Save the Bay participants recovered solid wastes mostly driftwoods, rubber tires, slippers, rags, PET bottles, ropes, plastic sachets and other debris. A total of 212.66 tons of wastes collected during the four Save the Bay’s coastal cleanup in Mandaragat, Bagong Silang, Bagong Sikat at Pagkakaisa, while the latest clean up, two days ago, collected more than 80 tons of solid wastes.
Puerto Princesa’s Save the Bays project is geared towards enhanced local governance on environmental management to ensure good water quality, environmental health and protect the city’s coastal waters from pollution – a major undertaking aimed at preserving its bays, coastal and marine ecosystem, restoring cleanliness in the shoreline neighborhoods and promoting order and discipline among the residents in these areas. It is a cohesive action in partnership with various government agencies and offices, institutions, organizations and sectors within the city.
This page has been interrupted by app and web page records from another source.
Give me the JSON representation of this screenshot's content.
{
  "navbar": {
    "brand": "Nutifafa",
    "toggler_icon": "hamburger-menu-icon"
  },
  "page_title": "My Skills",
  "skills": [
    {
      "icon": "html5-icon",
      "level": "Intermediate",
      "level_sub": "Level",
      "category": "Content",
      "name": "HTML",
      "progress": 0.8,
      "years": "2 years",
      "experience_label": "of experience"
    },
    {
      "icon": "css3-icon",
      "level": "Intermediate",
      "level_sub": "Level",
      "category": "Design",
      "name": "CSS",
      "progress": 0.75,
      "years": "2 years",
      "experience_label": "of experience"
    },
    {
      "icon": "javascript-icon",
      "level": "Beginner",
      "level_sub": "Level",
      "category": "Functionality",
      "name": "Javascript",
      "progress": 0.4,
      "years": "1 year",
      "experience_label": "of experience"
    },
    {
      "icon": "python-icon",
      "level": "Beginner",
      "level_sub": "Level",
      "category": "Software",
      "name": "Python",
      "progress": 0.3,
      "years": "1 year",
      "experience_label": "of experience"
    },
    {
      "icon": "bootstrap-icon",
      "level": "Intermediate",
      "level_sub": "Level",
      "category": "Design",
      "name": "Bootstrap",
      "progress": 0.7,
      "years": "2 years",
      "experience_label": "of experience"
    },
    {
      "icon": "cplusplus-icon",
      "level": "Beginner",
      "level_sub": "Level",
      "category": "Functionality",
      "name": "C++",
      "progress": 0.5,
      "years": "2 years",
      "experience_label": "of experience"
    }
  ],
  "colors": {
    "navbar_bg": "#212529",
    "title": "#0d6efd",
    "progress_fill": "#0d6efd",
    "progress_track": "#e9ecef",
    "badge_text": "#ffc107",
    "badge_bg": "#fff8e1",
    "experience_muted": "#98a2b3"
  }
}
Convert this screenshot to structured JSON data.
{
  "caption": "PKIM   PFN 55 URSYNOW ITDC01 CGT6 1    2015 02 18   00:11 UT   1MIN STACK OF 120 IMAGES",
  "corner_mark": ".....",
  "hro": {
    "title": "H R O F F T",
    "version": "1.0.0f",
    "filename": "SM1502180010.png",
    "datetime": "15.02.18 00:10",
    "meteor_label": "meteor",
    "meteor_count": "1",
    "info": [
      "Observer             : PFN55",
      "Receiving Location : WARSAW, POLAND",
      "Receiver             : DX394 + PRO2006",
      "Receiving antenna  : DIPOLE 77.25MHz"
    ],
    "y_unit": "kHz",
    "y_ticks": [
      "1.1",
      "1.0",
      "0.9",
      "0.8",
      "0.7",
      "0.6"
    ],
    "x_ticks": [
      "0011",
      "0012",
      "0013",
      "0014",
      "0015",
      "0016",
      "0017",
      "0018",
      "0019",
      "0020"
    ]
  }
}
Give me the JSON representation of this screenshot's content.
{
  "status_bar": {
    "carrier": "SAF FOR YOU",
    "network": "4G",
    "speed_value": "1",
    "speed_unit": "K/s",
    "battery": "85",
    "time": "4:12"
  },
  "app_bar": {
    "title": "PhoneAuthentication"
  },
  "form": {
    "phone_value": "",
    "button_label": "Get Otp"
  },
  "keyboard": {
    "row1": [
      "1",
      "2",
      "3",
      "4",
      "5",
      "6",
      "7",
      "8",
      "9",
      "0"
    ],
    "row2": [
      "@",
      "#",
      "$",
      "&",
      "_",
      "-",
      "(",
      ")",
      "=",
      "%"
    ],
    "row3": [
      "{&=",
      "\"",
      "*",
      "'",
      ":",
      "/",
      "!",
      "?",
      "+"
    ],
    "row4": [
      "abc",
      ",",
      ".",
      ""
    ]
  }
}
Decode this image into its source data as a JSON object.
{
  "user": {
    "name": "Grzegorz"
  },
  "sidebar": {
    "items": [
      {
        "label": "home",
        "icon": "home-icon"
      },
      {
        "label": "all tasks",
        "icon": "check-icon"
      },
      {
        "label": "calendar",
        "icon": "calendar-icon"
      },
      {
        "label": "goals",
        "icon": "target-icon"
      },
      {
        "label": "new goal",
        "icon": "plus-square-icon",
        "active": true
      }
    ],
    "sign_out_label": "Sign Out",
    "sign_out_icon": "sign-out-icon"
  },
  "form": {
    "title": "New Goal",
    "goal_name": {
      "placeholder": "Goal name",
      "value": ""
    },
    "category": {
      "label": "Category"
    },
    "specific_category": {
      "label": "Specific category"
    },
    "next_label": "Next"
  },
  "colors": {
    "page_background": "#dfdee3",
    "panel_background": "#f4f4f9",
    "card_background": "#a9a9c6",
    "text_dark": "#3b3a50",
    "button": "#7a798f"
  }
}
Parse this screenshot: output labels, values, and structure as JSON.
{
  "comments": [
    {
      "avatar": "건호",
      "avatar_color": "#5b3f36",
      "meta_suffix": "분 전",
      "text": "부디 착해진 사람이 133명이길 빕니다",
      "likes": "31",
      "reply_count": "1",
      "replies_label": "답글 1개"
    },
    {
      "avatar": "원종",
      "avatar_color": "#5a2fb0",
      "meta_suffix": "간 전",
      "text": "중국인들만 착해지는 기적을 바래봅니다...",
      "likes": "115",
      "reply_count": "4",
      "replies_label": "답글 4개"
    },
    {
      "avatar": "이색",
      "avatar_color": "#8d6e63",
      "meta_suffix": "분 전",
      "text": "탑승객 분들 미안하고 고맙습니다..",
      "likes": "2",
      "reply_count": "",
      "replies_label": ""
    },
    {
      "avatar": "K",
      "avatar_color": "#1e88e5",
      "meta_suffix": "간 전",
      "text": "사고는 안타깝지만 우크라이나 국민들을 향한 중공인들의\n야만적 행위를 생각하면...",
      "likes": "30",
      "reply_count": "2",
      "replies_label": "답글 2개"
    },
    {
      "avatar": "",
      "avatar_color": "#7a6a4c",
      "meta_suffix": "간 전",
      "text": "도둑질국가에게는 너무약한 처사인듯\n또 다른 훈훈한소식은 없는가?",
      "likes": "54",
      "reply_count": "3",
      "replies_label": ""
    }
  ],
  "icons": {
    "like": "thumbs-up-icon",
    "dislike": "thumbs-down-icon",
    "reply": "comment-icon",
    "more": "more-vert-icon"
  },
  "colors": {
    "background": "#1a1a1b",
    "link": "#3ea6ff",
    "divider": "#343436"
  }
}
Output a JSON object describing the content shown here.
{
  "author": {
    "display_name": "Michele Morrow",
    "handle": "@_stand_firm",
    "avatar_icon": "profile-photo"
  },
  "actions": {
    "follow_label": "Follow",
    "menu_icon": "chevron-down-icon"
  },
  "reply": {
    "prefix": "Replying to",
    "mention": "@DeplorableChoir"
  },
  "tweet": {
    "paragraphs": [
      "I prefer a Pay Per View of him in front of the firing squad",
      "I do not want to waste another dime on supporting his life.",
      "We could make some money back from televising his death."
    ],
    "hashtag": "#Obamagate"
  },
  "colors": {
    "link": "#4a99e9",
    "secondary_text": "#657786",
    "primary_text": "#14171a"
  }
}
Based on the data from the Drive Against Professional Squatters and Squatting Syndicates (DAPSASS) also known as city anti-squatting task force, more than 7,000 families in the coastal areas who are set for relocation since 2018. It is safe to assume that this number may have already ballooned to close to 10,000.
Informal settlers in coastal communities has been contributory to these solid wastes, specifically from houses on stilts that encroached in coastal easements. To avert the accumulation of solid wastes and marine plastic caused by informal settlers, the City Government is set to relocate these coastal informal settlers to a safer location. As early as 2018, the City Government already acquired relocation site in Barangay Irawan considered as bold step in addressing climate change risks and ensuring coastal resiliency.
Once all the coastal informal settlers have gone, we could imagine facelifted coastal areas without any shanties, and most of all, a cleaner coastal environment.
Coastal areas are interfaces between the land and the sea and its location is considered as privileged because of its distinctive geographic features and the fact that land near the sea is relatively limited in relation to the existing lands. The occupation of informal settlers in the areas for many decades caused significant morphological transformations in our coastlines.
Architects said that the coastal settlements, or height of buildings can have a major impact on the aesthetics of cities, as higher buildings tend to be the most visible building elements in the urban landscape or in coastal areas.
Evidences supporting the importance of aesthetic satisfaction with urban spaces and its broader implications for a sustainable city have been put forward by several authors and their literatures. They claimed that an aesthetically pleasing urban environment can attract people and contribute urban vitality.
Relocating informal settlers may not be a simple task to perform, but our city should execute its plan. The City Government will not only relocating few families, but the entire coastal dwellers that have already reached 10,000 families by now. This may definitely take time, but the City Government and Department of Human Settlement and Urban Development (DHSUD) already formalized its MOA for the housing project for informal settlers under President Marcos’ Pambansang Pabahay Para sa Pilipino (4PH) in Barangay Irawan.
Relocation is intra-settlement in nature, basically shifting residents to new locations within their original neighborhood. Relocation will require opening new roads, installing electricity lines and water pipes, and constructing sewerage system. In this process, informal settlers are moved to a completely new place.
Involuntary Resettlement Sourcebook: Planning and Implementation in Development Projects published by World Bank in 2003 reminded us in resettlement, projects must do more than move people; they must provide physical infrastructure as well as economic opportunities and social services.